Task directions
The lines to copy are those holding the string "Feed" in the entries below.

Data under study
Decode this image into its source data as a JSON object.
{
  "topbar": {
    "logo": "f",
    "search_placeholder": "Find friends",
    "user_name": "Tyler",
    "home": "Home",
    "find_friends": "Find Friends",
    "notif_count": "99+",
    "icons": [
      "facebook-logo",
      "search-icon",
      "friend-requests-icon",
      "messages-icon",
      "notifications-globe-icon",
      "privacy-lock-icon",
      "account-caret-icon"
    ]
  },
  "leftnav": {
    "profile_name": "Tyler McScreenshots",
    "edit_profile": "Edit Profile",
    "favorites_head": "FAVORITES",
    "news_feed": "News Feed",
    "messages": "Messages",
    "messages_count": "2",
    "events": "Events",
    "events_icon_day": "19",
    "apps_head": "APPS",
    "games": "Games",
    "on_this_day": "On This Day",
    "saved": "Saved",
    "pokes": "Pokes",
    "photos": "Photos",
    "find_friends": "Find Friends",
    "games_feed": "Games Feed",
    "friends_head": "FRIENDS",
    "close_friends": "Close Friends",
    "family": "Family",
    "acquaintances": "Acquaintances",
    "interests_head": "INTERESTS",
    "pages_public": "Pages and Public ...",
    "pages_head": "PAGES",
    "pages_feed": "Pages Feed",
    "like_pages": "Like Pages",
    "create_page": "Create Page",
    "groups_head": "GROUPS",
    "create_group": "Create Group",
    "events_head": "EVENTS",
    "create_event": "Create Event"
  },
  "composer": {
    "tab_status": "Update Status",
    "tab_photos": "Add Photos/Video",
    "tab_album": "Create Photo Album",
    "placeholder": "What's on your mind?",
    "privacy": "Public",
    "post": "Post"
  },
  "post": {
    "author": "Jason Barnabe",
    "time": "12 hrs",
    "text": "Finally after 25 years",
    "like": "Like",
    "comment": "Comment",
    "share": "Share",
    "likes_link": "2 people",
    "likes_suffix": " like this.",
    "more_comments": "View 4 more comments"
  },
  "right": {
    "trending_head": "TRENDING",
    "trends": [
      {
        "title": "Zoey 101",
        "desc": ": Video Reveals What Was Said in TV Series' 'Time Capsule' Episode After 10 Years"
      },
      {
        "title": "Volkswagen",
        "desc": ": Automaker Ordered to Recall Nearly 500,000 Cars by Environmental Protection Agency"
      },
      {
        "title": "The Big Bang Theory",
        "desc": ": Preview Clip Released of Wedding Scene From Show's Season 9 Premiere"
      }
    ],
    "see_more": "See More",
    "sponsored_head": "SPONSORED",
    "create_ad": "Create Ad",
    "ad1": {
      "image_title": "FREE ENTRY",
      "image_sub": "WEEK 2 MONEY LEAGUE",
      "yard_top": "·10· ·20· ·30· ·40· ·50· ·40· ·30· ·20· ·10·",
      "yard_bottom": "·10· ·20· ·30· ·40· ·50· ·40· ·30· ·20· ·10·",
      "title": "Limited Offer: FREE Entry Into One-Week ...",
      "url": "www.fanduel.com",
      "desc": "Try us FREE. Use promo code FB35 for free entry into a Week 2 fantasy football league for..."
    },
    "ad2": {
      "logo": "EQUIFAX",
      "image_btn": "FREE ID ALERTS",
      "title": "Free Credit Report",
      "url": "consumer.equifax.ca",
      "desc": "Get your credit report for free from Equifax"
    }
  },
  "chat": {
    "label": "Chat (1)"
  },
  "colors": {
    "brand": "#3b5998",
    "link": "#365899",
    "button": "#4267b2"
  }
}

Your solution
    "news_feed": "News Feed",
    "games_feed": "Games Feed",
    "pages_feed": "Pages Feed",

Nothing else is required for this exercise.